To do> Match the string "icon" against each line below, and copy every line that matches.
======== Data supplied
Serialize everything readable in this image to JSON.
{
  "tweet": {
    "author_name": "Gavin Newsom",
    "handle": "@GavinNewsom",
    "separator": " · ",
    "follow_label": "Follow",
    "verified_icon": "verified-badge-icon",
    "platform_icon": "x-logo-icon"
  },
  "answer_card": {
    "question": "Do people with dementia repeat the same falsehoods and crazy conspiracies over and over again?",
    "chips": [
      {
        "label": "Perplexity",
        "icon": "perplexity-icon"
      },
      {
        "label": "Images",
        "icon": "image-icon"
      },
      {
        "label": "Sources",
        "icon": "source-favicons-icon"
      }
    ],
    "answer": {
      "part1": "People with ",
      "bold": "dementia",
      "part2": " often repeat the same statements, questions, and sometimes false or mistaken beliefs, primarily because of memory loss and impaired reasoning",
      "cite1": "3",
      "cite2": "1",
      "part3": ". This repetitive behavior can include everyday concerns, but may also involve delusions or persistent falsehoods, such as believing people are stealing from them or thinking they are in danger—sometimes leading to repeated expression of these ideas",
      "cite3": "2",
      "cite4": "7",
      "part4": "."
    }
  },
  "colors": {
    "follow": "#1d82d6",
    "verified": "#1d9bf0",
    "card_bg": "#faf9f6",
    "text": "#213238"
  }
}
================
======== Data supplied
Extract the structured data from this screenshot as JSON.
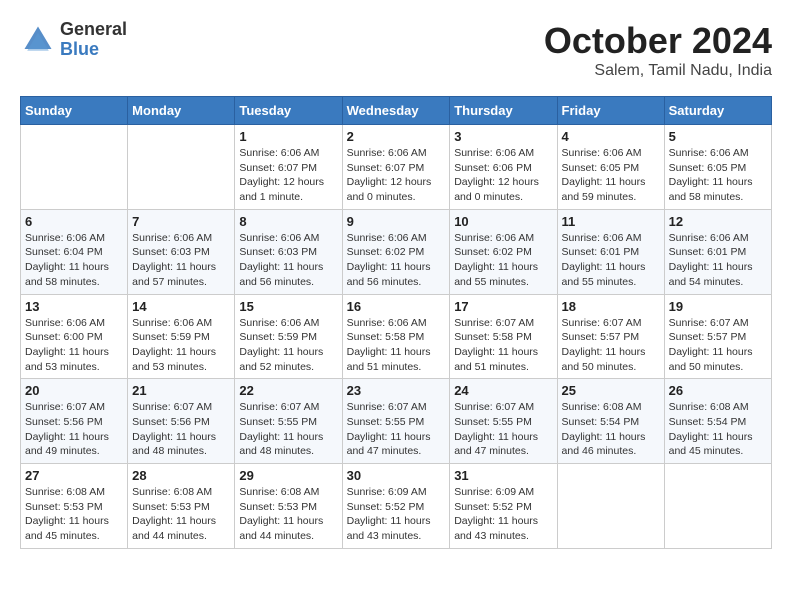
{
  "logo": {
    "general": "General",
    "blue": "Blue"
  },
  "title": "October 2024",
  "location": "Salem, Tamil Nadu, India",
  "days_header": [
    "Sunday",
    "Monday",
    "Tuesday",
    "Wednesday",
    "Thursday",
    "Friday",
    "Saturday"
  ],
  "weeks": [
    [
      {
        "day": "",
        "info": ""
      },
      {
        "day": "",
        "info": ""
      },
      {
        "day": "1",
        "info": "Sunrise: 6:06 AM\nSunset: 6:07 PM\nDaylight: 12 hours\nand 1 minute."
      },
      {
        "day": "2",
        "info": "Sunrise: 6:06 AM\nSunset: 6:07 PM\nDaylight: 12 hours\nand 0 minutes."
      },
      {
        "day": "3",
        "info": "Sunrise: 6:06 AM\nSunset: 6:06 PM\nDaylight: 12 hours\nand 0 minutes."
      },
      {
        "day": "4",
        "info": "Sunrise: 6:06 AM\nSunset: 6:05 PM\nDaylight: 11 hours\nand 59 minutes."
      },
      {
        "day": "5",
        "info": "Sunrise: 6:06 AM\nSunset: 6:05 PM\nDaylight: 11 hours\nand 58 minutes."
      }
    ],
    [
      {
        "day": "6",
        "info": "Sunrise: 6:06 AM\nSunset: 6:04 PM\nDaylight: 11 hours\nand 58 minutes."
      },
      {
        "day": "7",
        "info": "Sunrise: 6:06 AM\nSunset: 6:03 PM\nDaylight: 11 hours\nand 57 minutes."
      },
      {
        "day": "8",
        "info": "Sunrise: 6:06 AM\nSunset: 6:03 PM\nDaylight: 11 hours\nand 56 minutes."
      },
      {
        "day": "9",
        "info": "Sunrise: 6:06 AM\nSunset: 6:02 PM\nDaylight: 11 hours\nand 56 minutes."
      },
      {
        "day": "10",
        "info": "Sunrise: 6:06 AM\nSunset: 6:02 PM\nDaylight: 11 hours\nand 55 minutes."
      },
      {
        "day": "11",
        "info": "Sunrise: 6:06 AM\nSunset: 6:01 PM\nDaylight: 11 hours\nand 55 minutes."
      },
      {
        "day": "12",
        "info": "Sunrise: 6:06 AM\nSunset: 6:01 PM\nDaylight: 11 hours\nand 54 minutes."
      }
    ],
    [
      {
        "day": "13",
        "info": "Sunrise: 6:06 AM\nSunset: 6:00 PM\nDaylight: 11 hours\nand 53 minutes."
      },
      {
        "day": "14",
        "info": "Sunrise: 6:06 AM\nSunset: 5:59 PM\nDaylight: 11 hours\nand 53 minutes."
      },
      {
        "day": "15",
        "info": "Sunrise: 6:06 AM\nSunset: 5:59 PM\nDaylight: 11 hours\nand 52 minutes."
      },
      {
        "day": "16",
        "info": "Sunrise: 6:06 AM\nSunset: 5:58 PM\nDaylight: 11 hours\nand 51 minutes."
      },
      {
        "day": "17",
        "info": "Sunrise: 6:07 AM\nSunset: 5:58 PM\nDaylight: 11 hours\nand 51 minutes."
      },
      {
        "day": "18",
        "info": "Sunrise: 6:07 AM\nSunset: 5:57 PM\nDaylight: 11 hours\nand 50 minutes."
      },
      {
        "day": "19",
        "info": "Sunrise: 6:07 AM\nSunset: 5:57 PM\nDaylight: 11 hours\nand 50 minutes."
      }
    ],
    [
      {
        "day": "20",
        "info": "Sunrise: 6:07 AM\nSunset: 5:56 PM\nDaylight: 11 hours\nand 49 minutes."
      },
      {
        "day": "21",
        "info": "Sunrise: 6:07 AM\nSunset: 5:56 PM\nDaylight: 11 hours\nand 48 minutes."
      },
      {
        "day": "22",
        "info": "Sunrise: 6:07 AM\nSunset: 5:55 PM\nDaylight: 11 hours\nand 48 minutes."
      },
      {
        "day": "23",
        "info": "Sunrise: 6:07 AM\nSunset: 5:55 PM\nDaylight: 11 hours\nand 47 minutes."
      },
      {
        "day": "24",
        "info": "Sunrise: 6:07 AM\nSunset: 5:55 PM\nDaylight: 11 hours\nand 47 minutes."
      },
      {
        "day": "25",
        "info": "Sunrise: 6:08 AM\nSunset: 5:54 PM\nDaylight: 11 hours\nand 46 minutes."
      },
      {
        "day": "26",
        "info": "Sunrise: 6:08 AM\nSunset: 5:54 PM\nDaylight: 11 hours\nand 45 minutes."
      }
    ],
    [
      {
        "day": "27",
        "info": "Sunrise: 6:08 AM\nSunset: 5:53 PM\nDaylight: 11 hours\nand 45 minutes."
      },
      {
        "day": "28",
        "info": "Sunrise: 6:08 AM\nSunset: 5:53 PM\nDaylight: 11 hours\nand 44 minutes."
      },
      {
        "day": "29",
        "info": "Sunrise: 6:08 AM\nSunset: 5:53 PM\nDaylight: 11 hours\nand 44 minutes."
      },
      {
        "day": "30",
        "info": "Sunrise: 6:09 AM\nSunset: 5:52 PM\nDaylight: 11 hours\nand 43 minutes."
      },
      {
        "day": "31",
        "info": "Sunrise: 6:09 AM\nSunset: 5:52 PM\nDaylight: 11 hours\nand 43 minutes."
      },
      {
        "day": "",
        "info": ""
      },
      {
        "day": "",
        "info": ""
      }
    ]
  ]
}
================
Problem solution>
    "verified_icon": "verified-badge-icon",
    "platform_icon": "x-logo-icon"
        "icon": "perplexity-icon"
        "icon": "image-icon"
        "icon": "source-favicons-icon"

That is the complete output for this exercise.